- Data -
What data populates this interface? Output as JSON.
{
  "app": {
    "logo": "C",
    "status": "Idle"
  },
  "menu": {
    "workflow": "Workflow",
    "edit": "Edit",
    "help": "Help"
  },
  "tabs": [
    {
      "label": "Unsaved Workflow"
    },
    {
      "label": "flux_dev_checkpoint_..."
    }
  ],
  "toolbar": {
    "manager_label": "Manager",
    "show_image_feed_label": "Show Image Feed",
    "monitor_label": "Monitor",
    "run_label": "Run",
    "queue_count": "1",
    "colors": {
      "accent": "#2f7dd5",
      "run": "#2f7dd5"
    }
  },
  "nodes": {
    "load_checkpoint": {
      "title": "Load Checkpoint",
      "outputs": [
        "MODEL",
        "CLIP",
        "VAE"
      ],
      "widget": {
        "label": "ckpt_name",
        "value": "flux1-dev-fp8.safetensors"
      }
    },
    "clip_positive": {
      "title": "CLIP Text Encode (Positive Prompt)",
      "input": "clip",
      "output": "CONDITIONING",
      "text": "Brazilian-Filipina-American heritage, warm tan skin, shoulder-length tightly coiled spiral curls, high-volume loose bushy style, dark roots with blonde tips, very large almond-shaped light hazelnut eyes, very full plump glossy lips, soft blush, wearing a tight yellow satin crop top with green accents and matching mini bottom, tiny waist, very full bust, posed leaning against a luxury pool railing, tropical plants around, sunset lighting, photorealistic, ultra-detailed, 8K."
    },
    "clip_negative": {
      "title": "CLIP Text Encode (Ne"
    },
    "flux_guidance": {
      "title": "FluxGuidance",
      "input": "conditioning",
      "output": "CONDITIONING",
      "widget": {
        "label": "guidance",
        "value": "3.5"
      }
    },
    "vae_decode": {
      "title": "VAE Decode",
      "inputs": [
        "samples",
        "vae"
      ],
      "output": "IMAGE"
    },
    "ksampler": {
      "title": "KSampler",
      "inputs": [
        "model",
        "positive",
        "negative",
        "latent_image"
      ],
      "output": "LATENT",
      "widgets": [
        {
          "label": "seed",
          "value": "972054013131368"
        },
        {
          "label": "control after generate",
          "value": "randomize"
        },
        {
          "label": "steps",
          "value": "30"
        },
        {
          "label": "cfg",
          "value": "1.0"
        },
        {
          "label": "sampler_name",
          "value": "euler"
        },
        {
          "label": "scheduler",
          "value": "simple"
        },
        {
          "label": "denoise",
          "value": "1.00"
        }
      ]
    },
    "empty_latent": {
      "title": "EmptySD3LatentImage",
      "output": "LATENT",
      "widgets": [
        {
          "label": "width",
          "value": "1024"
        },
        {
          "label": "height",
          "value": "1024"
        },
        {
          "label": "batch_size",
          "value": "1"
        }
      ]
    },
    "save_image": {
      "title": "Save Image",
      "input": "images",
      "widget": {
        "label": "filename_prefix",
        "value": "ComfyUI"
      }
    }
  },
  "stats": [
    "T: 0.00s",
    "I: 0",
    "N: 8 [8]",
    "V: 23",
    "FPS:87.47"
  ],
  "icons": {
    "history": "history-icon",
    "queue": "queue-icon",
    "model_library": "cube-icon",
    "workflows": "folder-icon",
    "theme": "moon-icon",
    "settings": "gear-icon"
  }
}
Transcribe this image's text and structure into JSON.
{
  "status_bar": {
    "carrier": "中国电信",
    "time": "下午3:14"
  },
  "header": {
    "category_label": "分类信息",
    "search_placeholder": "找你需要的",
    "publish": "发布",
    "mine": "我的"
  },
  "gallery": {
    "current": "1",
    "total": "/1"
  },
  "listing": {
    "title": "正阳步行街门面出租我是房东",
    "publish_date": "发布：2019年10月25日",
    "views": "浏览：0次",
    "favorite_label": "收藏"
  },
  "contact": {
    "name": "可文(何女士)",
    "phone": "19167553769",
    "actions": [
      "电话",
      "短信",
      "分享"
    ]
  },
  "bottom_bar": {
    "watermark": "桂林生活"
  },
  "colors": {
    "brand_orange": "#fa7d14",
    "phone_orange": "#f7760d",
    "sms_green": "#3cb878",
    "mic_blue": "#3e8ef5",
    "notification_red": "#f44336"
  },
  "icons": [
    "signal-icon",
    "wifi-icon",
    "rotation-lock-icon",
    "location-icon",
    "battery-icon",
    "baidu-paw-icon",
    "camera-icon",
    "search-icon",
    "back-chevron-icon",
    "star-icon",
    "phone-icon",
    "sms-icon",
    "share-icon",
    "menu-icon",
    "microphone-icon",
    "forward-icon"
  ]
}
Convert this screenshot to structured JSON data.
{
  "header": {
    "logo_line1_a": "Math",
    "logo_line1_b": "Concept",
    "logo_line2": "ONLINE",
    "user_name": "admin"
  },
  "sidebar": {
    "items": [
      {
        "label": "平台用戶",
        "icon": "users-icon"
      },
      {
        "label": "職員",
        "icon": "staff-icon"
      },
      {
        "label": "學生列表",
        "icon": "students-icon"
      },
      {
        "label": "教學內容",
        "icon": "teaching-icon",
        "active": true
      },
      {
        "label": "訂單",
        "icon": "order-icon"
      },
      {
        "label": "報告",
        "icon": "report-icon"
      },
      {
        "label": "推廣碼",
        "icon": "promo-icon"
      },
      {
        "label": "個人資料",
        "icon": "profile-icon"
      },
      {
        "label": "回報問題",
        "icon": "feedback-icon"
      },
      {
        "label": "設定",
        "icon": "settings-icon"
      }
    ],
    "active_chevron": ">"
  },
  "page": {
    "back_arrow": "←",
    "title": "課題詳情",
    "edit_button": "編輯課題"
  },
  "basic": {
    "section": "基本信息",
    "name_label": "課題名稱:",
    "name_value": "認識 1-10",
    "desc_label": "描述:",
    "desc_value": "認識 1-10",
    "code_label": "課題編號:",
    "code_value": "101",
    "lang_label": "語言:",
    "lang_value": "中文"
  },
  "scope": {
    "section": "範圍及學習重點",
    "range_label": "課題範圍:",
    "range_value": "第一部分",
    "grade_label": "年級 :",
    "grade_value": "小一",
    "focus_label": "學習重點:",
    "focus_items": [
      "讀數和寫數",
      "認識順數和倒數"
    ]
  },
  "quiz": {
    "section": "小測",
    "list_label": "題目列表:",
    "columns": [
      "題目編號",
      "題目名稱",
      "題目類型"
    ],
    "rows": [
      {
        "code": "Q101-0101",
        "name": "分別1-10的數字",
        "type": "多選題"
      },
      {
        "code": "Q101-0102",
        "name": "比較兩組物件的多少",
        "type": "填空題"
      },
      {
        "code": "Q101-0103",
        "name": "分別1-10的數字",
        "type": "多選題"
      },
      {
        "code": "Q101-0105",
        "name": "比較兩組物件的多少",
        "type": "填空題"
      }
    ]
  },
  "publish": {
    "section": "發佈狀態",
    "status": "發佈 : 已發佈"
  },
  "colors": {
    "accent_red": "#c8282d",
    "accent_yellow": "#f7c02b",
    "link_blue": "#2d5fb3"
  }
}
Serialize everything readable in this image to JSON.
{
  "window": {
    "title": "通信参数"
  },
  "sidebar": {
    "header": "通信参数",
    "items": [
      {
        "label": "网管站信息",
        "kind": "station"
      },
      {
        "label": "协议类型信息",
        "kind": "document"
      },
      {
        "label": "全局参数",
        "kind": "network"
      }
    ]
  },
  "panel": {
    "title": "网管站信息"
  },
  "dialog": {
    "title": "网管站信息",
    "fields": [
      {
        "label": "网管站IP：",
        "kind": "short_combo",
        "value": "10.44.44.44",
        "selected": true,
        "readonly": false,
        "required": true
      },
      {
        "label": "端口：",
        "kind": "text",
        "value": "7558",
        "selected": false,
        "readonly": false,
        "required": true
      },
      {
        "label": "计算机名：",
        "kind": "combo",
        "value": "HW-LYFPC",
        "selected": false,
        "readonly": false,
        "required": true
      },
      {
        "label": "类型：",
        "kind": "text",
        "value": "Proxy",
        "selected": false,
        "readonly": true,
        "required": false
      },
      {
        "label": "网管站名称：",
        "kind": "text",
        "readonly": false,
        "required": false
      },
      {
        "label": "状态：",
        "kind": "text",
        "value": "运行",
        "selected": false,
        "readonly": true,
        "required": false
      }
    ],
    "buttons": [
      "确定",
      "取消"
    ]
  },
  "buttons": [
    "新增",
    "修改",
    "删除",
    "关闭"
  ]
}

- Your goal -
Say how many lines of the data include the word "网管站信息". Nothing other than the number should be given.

- Task output -
3